Component data from apps and pages:
= Beginning of Section =

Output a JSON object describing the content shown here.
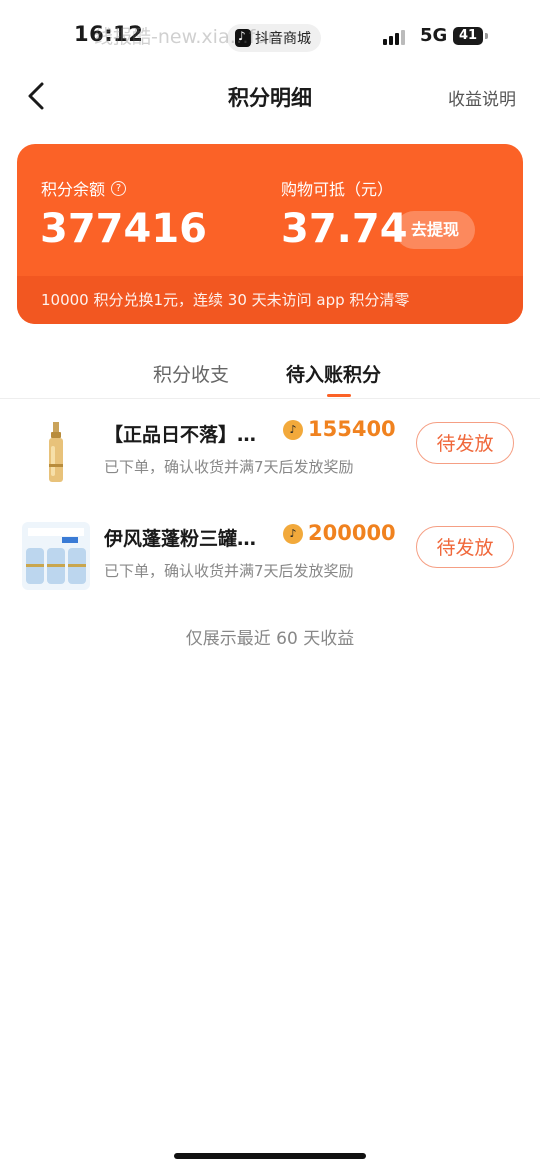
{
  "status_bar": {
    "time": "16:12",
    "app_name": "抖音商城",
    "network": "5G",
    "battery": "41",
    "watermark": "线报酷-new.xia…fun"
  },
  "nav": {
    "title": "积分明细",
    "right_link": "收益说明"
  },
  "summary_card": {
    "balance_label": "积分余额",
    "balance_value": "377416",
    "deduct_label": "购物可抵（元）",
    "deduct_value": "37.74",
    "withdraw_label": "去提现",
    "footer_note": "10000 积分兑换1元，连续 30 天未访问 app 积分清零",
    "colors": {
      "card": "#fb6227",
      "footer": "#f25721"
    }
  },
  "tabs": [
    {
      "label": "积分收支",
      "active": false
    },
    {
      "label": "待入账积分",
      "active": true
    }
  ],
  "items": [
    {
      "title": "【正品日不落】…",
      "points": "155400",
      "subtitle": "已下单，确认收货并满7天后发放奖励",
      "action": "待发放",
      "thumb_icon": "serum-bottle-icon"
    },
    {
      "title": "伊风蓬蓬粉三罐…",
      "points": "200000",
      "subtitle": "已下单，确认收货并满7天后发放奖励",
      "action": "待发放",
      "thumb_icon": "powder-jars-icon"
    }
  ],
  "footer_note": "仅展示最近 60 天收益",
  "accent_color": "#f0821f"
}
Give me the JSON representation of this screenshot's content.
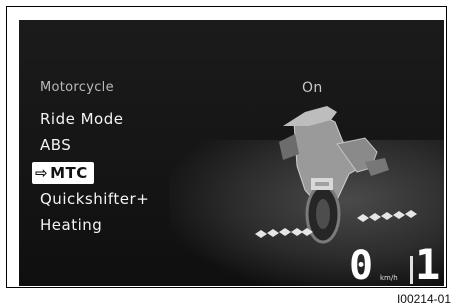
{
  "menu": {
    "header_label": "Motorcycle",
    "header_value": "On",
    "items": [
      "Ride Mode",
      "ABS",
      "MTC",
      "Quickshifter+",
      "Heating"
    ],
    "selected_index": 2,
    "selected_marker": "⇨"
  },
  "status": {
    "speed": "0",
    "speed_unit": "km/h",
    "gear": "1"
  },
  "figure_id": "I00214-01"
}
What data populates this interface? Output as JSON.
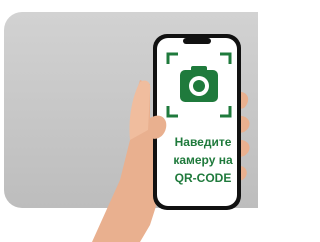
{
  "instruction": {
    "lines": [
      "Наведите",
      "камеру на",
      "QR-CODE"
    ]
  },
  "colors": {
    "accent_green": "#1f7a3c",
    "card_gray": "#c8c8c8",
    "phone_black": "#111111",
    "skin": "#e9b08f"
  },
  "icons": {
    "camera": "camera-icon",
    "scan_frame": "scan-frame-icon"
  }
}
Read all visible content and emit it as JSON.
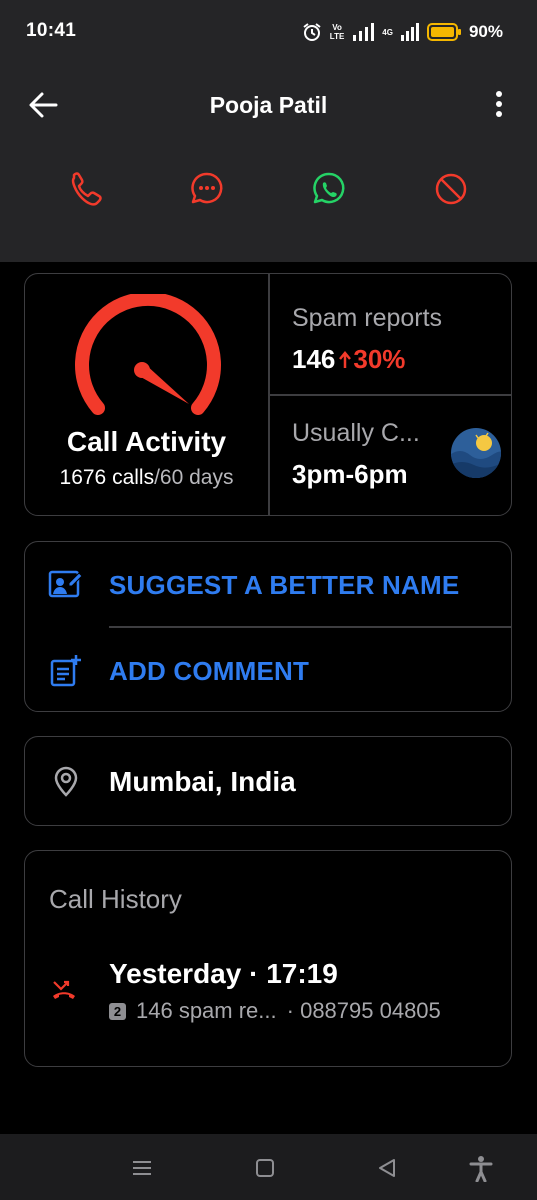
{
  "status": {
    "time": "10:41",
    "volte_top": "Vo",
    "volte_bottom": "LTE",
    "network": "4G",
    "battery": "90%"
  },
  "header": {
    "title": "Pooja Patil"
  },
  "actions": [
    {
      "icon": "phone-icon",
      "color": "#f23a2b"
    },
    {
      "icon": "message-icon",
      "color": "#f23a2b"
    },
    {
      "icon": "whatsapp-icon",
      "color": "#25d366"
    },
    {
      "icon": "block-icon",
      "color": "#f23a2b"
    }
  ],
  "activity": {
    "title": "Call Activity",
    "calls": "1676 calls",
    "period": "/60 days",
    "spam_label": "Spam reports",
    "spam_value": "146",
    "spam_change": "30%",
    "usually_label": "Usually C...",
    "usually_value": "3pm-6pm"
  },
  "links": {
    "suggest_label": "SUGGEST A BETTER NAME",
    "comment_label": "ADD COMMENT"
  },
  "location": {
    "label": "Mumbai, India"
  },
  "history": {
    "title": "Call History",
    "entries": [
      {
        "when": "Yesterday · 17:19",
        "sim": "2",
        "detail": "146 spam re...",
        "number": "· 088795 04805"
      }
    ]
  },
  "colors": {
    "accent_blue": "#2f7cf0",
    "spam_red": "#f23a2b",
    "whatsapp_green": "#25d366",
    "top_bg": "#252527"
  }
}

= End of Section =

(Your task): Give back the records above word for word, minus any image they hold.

(Written reply):
Output a JSON object describing the content shown here.
{
  "status_bar": {
    "time": "16:12",
    "app_name": "抖音商城",
    "network": "5G",
    "battery": "41",
    "watermark": "线报酷-new.xia…fun"
  },
  "nav": {
    "title": "积分明细",
    "right_link": "收益说明"
  },
  "summary_card": {
    "balance_label": "积分余额",
    "balance_value": "377416",
    "deduct_label": "购物可抵（元）",
    "deduct_value": "37.74",
    "withdraw_label": "去提现",
    "footer_note": "10000 积分兑换1元，连续 30 天未访问 app 积分清零",
    "colors": {
      "card": "#fb6227",
      "footer": "#f25721"
    }
  },
  "tabs": [
    {
      "label": "积分收支",
      "active": false
    },
    {
      "label": "待入账积分",
      "active": true
    }
  ],
  "items": [
    {
      "title": "【正品日不落】…",
      "points": "155400",
      "subtitle": "已下单，确认收货并满7天后发放奖励",
      "action": "待发放",
      "thumb_icon": "serum-bottle-icon"
    },
    {
      "title": "伊风蓬蓬粉三罐…",
      "points": "200000",
      "subtitle": "已下单，确认收货并满7天后发放奖励",
      "action": "待发放",
      "thumb_icon": "powder-jars-icon"
    }
  ],
  "footer_note": "仅展示最近 60 天收益",
  "accent_color": "#f0821f"
}
Give me the JSON representation of this screenshot's content.
{
  "menu": {
    "header_label": "Motorcycle",
    "header_value": "On",
    "items": [
      "Ride Mode",
      "ABS",
      "MTC",
      "Quickshifter+",
      "Heating"
    ],
    "selected_index": 2,
    "selected_marker": "⇨"
  },
  "status": {
    "speed": "0",
    "speed_unit": "km/h",
    "gear": "1"
  },
  "figure_id": "I00214-01"
}
What data populates this interface? Output as JSON.
{
  "instruction": {
    "lines": [
      "Наведите",
      "камеру на",
      "QR-CODE"
    ]
  },
  "colors": {
    "accent_green": "#1f7a3c",
    "card_gray": "#c8c8c8",
    "phone_black": "#111111",
    "skin": "#e9b08f"
  },
  "icons": {
    "camera": "camera-icon",
    "scan_frame": "scan-frame-icon"
  }
}
Read all visible content and emit it as JSON.
{
  "status": {
    "time": "10:41",
    "volte_top": "Vo",
    "volte_bottom": "LTE",
    "network": "4G",
    "battery": "90%"
  },
  "header": {
    "title": "Pooja Patil"
  },
  "actions": [
    {
      "icon": "phone-icon",
      "color": "#f23a2b"
    },
    {
      "icon": "message-icon",
      "color": "#f23a2b"
    },
    {
      "icon": "whatsapp-icon",
      "color": "#25d366"
    },
    {
      "icon": "block-icon",
      "color": "#f23a2b"
    }
  ],
  "activity": {
    "title": "Call Activity",
    "calls": "1676 calls",
    "period": "/60 days",
    "spam_label": "Spam reports",
    "spam_value": "146",
    "spam_change": "30%",
    "usually_label": "Usually C...",
    "usually_value": "3pm-6pm"
  },
  "links": {
    "suggest_label": "SUGGEST A BETTER NAME",
    "comment_label": "ADD COMMENT"
  },
  "location": {
    "label": "Mumbai, India"
  },
  "history": {
    "title": "Call History",
    "entries": [
      {
        "when": "Yesterday · 17:19",
        "sim": "2",
        "detail": "146 spam re...",
        "number": "· 088795 04805"
      }
    ]
  },
  "colors": {
    "accent_blue": "#2f7cf0",
    "spam_red": "#f23a2b",
    "whatsapp_green": "#25d366",
    "top_bg": "#252527"
  }
}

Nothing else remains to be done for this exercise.